[Opening INPUT MATERIAL section]

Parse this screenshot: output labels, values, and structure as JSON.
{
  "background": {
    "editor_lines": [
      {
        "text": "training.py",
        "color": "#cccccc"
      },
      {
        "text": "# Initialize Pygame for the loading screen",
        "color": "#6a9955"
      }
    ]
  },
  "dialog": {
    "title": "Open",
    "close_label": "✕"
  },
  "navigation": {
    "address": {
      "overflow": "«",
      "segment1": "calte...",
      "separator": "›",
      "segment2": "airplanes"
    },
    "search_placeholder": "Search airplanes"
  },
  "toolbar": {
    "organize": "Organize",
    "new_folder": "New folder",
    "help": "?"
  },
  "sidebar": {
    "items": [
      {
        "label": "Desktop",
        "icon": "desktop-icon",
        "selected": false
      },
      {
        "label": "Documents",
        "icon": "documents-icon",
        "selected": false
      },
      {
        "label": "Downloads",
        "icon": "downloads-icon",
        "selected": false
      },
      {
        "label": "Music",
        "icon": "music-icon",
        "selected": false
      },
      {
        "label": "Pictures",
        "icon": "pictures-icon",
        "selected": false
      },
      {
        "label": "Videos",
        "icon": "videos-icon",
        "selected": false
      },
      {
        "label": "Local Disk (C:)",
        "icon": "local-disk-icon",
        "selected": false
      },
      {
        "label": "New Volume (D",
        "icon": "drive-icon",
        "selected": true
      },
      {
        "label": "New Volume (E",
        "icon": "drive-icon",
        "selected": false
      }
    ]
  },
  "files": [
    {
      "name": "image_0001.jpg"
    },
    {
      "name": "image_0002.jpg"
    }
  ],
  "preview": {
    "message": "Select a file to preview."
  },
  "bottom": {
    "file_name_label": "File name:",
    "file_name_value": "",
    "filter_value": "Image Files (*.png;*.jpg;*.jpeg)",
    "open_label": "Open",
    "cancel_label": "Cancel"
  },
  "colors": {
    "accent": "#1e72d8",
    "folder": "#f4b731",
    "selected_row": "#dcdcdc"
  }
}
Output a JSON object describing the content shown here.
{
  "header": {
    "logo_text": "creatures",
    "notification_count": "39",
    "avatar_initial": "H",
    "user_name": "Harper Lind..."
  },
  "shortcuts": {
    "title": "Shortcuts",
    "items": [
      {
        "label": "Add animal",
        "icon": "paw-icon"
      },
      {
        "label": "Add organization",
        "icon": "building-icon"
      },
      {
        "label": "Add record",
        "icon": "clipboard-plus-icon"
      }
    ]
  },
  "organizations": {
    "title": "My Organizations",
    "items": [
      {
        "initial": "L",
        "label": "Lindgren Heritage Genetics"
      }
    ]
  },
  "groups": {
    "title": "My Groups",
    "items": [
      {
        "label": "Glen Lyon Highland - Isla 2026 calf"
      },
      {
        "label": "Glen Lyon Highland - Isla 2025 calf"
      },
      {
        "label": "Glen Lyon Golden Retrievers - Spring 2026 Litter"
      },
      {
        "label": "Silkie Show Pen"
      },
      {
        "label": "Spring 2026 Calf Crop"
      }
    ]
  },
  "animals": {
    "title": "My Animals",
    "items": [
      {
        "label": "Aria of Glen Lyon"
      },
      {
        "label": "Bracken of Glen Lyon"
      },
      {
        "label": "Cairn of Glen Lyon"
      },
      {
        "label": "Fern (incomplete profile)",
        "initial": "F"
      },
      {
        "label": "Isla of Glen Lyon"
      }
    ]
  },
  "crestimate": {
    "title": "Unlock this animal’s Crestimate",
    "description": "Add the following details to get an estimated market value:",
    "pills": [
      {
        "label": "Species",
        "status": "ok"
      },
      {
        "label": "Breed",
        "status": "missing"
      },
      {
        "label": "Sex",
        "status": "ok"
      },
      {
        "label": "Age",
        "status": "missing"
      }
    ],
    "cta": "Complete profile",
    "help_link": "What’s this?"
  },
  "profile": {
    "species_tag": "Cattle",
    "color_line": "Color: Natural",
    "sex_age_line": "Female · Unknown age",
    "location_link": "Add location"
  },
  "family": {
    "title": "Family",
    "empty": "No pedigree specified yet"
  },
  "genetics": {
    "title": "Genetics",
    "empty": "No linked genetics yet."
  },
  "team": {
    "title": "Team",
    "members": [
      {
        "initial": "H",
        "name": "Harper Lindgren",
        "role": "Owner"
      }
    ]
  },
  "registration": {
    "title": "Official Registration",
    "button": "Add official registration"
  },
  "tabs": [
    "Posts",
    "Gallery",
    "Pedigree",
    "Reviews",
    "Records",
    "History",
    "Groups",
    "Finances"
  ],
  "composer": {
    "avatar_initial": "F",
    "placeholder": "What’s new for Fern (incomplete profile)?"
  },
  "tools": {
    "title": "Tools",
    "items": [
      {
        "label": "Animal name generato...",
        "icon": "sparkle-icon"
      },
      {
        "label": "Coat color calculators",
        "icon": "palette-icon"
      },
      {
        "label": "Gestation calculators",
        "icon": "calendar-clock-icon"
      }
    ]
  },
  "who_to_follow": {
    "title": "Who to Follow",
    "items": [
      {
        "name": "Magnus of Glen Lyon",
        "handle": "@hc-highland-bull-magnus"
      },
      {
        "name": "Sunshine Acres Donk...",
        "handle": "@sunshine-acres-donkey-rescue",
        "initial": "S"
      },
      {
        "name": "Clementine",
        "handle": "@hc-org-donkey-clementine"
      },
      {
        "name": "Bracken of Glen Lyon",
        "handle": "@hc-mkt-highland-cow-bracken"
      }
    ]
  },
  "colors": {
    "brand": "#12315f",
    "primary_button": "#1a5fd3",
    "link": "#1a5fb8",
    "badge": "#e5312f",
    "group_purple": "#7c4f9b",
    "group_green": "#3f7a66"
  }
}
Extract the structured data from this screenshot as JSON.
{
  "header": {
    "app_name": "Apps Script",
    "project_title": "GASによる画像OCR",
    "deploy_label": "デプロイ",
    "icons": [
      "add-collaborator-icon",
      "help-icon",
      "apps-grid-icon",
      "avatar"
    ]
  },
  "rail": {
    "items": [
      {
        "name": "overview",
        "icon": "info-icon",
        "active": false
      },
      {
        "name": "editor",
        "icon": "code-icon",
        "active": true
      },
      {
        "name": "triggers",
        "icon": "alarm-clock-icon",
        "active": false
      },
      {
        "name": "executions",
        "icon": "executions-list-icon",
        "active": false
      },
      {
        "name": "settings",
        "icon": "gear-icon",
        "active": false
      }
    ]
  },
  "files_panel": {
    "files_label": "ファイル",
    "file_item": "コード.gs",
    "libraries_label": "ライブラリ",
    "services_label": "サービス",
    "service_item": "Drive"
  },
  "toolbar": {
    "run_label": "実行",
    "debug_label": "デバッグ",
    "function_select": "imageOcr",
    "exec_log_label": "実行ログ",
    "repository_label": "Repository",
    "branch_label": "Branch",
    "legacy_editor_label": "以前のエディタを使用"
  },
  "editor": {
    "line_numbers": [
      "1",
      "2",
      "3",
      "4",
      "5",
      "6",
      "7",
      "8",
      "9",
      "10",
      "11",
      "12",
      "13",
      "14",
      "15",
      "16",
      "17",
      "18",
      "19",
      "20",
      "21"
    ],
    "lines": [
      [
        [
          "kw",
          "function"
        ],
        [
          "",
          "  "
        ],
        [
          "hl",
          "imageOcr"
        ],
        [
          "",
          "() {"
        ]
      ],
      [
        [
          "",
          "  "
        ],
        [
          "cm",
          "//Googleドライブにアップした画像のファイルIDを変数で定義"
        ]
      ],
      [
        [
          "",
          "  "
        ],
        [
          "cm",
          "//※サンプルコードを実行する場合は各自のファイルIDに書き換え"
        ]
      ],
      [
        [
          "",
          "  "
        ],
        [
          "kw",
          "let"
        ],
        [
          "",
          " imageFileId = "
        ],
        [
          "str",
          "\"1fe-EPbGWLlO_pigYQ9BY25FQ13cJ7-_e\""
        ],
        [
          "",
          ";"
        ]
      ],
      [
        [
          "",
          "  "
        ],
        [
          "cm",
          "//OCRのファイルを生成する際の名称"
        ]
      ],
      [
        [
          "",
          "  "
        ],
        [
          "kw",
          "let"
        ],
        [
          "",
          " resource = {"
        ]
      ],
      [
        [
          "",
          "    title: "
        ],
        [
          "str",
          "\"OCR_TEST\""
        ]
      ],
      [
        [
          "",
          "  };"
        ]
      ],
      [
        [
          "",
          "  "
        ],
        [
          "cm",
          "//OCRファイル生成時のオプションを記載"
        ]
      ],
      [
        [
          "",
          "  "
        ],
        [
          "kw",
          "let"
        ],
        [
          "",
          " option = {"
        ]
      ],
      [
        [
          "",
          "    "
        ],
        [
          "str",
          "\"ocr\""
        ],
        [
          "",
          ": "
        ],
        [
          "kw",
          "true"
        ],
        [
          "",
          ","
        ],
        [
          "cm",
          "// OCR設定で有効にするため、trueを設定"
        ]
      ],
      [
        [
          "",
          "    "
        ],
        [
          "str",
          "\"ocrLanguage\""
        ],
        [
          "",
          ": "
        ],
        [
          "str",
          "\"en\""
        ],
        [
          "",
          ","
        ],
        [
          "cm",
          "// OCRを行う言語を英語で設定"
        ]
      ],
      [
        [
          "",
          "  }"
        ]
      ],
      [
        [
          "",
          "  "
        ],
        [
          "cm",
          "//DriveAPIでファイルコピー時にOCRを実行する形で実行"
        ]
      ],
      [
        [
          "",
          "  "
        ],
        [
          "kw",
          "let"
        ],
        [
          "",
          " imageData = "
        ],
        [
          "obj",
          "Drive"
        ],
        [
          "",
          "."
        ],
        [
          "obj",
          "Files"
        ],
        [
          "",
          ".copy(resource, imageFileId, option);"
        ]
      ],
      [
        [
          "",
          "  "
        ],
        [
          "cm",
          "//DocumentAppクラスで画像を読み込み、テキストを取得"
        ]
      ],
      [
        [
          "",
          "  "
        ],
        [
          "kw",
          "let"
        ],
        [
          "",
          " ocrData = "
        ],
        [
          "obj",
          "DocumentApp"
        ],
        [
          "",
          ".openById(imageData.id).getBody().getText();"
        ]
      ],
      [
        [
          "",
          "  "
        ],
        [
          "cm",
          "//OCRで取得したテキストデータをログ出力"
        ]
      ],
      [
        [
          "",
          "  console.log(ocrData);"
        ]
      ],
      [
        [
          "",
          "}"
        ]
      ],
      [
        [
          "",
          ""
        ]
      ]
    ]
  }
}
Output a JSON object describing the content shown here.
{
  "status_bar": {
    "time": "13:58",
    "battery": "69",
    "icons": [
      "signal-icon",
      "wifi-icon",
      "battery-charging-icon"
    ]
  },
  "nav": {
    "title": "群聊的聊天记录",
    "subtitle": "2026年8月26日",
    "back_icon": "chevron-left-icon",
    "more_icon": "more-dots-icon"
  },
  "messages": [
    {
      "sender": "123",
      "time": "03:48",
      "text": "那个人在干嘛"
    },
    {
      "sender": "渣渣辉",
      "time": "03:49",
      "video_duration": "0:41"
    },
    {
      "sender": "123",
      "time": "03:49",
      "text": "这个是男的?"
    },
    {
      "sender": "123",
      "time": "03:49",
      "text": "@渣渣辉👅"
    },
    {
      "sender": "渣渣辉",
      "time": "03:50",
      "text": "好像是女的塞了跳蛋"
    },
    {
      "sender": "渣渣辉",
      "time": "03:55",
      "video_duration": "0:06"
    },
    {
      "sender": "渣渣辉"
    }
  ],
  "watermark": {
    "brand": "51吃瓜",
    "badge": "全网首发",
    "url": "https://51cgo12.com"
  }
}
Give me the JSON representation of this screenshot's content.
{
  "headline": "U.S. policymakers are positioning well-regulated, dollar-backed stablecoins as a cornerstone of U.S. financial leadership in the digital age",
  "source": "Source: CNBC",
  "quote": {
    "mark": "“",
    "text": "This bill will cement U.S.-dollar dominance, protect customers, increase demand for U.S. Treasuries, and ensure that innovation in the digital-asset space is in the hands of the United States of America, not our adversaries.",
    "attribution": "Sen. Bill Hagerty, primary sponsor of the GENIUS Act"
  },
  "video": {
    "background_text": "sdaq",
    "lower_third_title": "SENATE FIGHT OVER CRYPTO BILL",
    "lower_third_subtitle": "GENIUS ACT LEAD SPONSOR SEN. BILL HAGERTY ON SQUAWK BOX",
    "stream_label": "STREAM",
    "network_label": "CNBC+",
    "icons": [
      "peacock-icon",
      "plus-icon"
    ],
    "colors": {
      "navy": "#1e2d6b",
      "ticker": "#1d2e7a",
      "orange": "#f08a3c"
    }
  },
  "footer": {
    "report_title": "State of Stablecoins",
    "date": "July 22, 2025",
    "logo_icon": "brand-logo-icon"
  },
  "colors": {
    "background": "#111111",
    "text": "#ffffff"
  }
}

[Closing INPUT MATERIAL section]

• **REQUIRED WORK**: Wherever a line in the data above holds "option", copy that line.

• **ANSWER TO THE PROBLEM**:
          " option = {"
          ".copy(resource, imageFileId, option);"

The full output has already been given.